  3. Hallock, L.A. and McAllister, K.R. (2009) Washington Herp Atlas - Cascades Frog. Washington State Department of Natural Resources. Available at:
    http://www1.dnr.wa.gov/nhp/refdesk/herp/
  4. CaliforniaHerps: A Guide to the Amphibians and Reptiles of California - Cascades frog (May, 2011)
    http://www.californiaherps.com/frogs/pages/r.cascadae.html
  5. U.S. Geological Survey: Checklist of Amphibian Species and Identification Guide - Cascades frog (May, 2011)
    http://www.npwrc.usgs.gov/resource/herps/amphibid/species/rcascade.htm

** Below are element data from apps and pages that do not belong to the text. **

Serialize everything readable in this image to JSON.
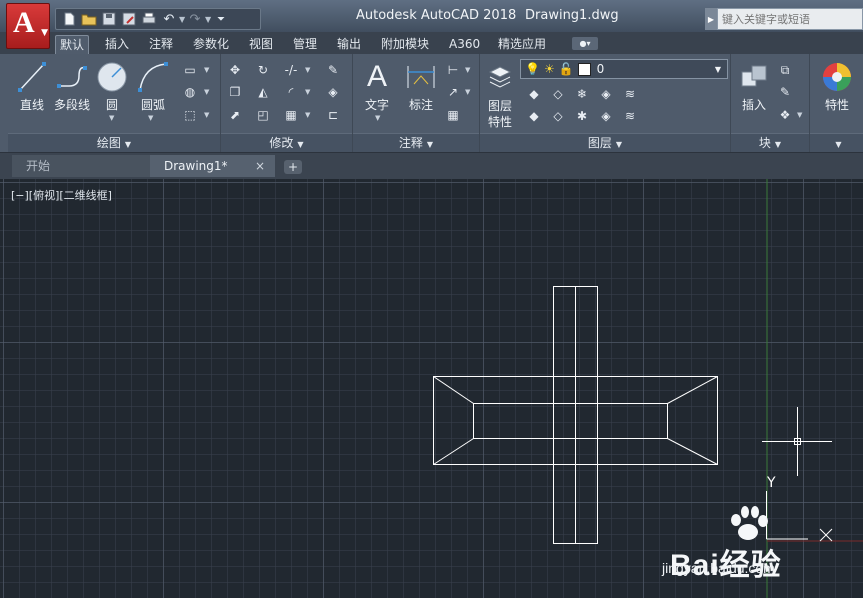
{
  "window": {
    "app_title": "Autodesk AutoCAD 2018",
    "doc_title": "Drawing1.dwg",
    "search_placeholder": "键入关键字或短语"
  },
  "ribbon_tabs": [
    "默认",
    "插入",
    "注释",
    "参数化",
    "视图",
    "管理",
    "输出",
    "附加模块",
    "A360",
    "精选应用"
  ],
  "panels": {
    "draw": {
      "label": "绘图",
      "line": "直线",
      "polyline": "多段线",
      "circle": "圆",
      "arc": "圆弧"
    },
    "modify": {
      "label": "修改"
    },
    "annotation": {
      "label": "注释",
      "text": "文字",
      "dimension": "标注"
    },
    "layers": {
      "label": "图层",
      "layer_props_1": "图层",
      "layer_props_2": "特性",
      "current_layer": "0"
    },
    "block": {
      "label": "块",
      "insert": "插入"
    },
    "properties": {
      "label": "特性"
    }
  },
  "file_tabs": {
    "start": "开始",
    "drawing": "Drawing1*",
    "close": "×",
    "add": "+"
  },
  "viewport": {
    "label": "[−][俯视][二维线框]"
  },
  "ucs": {
    "y_label": "Y",
    "x_label": "X"
  },
  "watermark": {
    "text": "Bai经验",
    "url": "jingyan.baidu.com"
  },
  "colors": {
    "accent_red": "#c62828",
    "canvas": "#212830",
    "ribbon": "#4f5b6b",
    "titlebar": "#4a5768"
  }
}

  6. AmphibiaWeb - Cascades frog (May, 2011)
    http://amphibiaweb.org/cgi/amphib_query?where-genus=Rana&where-species=cascadae
  7. Garwood, J.M. (2009) Spatial Ecology of the Cascades Frog: Identifying Dispersal, Migration and Resource Uses at Multiple Spatial Scales. MSc Thesis, Humboldt State University.
  8. Blaustein, A.R., Belden, L.K., Olson, D.H., Green, D.M., Root, T.L. and Kiesecker, J.M. (2001) Amphibian breeding and climate change. Conservation Biology, 15(6): 1804-1809.